It's common knowledge that women live longer than men, but why? Some say testosterone makes men age quicker, while others blame evolutionary forces for weeding out males to conserve resources. Others yet think man's polygynous past has something to do with it. As Nature reports, Tim Clutton-Brock and Kavita Isvaran of Cambridge University in the United Kingdom have looked at data for a number of species to test the third hypothesis, and they found a surprising correlation:
In monogamous species, they found no consistent sex differences in breeding lifespans, annual rates of mortality or rates of ageing. But the more polygynous a species was, the more short-lived the male was likely to be, and the shorter their duration of effective breeding, the team reports in Proceedings of the Royal Society of London B 1.
In polygynous red deer, for example, males live 75% as long as females, and have an effective breeding period of less than half that of the females. In swans, which almost always pair for life (with only a 6% divorce rate), lifespans and effective breeding periods are nearly equal. (See Table 1)

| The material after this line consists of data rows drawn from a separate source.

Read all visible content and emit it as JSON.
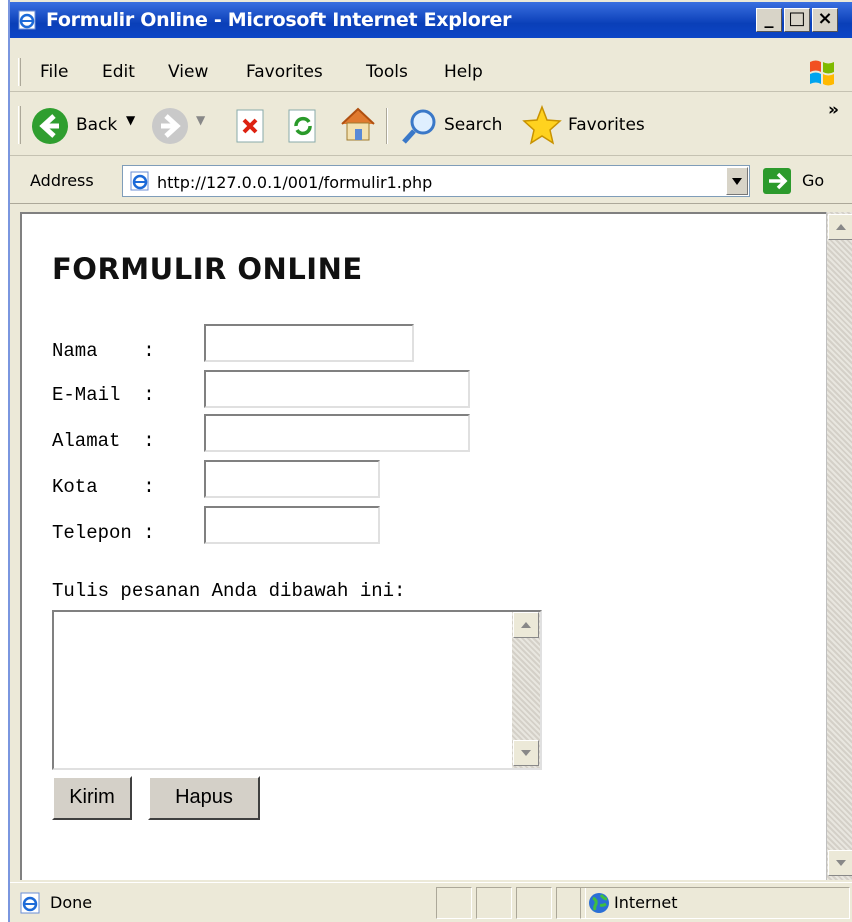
{
  "window": {
    "title": "Formulir Online - Microsoft Internet Explorer",
    "minimize": "_",
    "restore": "□",
    "close": "×"
  },
  "menu": [
    "File",
    "Edit",
    "View",
    "Favorites",
    "Tools",
    "Help"
  ],
  "toolbar": {
    "back_label": "Back",
    "search_label": "Search",
    "favorites_label": "Favorites",
    "overflow": "»"
  },
  "address": {
    "label": "Address",
    "url": "http://127.0.0.1/001/formulir1.php",
    "go_label": "Go"
  },
  "page": {
    "heading": "FORMULIR ONLINE",
    "fields": [
      {
        "label": "Nama    :",
        "value": ""
      },
      {
        "label": "E-Mail  :",
        "value": ""
      },
      {
        "label": "Alamat  :",
        "value": ""
      },
      {
        "label": "Kota    :",
        "value": ""
      },
      {
        "label": "Telepon :",
        "value": ""
      }
    ],
    "message_prompt": "Tulis pesanan Anda dibawah ini:",
    "submit_label": "Kirim",
    "reset_label": "Hapus"
  },
  "status": {
    "text": "Done",
    "zone": "Internet"
  },
  "colors": {
    "titlebar": "#0a3fb8",
    "chrome": "#ece9d8",
    "content_bg": "#ffffff"
  }
}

According to Nature, the short lifespans of males in polygynous species could be a result of evolution favoring genetic traits that help males win fights, so they can breed with more females, over ones that help longevity. Stephen Stearns of Yale University explains, "The results can be simplified as fight hard, and not only die young but evolve to die young."